The Austrian viticulture expert Ing. Franz Kober (1864-1943) was born in Simonsfeld near Ernstbrunn (Lower Austria). At Klosterneuburg he attended the Oenological and Pomolgical Institute at the viticultural school in Klosterneuburg. He completed his studies at the University of Natural Resources and Applied Life Sciences in Vienna with the teacher's examination for viticulture, cellar management and fruit growing. Afterwards he worked for several years as a vine grower in Romania and in Rust, Burgenland. In 1893 he became head of the fight against phylloxera for Lower Austria at the Ministry of Agriculture and Forestry, based in Klosterneuburg.
He also worked together with the then director August-Wilhelm Freiherr von Babo (1827-1894). In a vineyard of the Klosterneuburg Viticulture Institute selected some rootstock vines and created the famous Kober 5 BB (also "5 BB" or "Teleki 5 BB"), named after him, in cooperation with the Hungarian vine grower Zsigmond Teleki (1854-1910). This became one of the most successful rootstocks on which numerous other rootstock vines bred all over the world were based.

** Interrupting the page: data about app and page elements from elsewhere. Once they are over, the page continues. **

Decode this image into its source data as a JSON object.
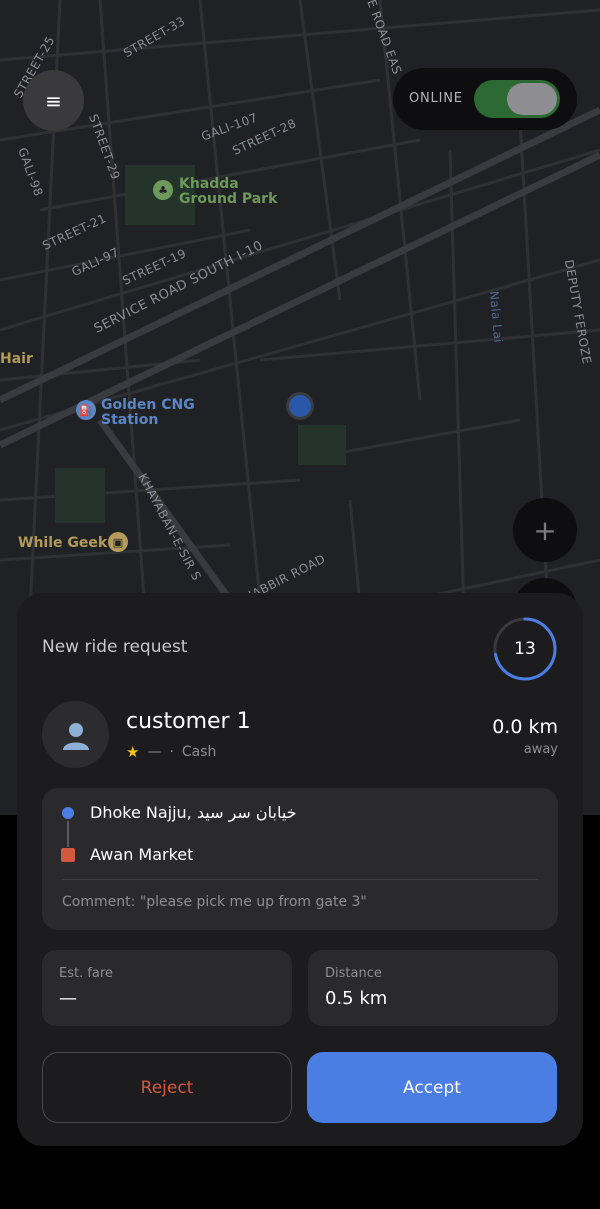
{
  "map": {
    "status_label": "ONLINE",
    "labels": {
      "street_33": "STREET-33",
      "street_25": "STREET-25",
      "street_29": "STREET-29",
      "street_28": "STREET-28",
      "gali_107": "GALI-107",
      "gali_98": "GALI-98",
      "street_21": "STREET-21",
      "gali_97": "GALI-97",
      "street_19": "STREET-19",
      "service_road": "SERVICE ROAD SOUTH I-10",
      "khayaban": "KHAYABAN-E-SIR S",
      "jabbir_road": "JABBIR ROAD",
      "road_east": "E ROAD EAS",
      "nullah_lai": "Nala Lai",
      "deputy_road": "DEPUTY FEROZE"
    },
    "poi": {
      "park": "Khadda Ground Park",
      "cng": "Golden CNG Station",
      "geek": "While Geek",
      "hair": "Hair"
    },
    "zoom_in": "+"
  },
  "request": {
    "title": "New ride request",
    "countdown": "13",
    "countdown_fraction": 0.72,
    "customer": {
      "name": "customer 1",
      "rating": "—",
      "payment": "Cash"
    },
    "distance_away": "0.0 km",
    "away_label": "away",
    "pickup": "Dhoke Najju, خیابان سر سید",
    "dropoff": "Awan Market",
    "comment": "Comment: \"please pick me up from gate 3\"",
    "fare_label": "Est. fare",
    "fare_value": "—",
    "distance_label": "Distance",
    "distance_value": "0.5 km",
    "reject_label": "Reject",
    "accept_label": "Accept"
  },
  "colors": {
    "accent": "#4a7ee3",
    "reject": "#d4573f",
    "online": "#2d6a33"
  }
}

Kober was also extensively involved in teaching, grafting, planting and looking after the vines in the vineyards. He invented a patented injector for the so-called cultivation method (combating phylloxera by injecting liquid carbon disulphide into the soil) and recommended the installation of cardboard screens to protect against May frost. Furthermore, he also published numerous papers, for example "Schlüssel zur Lösung der Rebenhybriden-Frage für Kalkböden in Österreich" (Key to solving the vine hybrid issue for lime soils in Austria) and "Über das Vortreiben veredelter Reben" (On the promotion of grafted vines). Franz Kober received numerous honours for his great services, including the Golden Badge of Honour of the Republic of Austria, the Babo Medal and the Rasch Medal. In 1984, a bronze plaque was placed in his memory at the Institute for Wine Cellar Management in Klosterneuburg.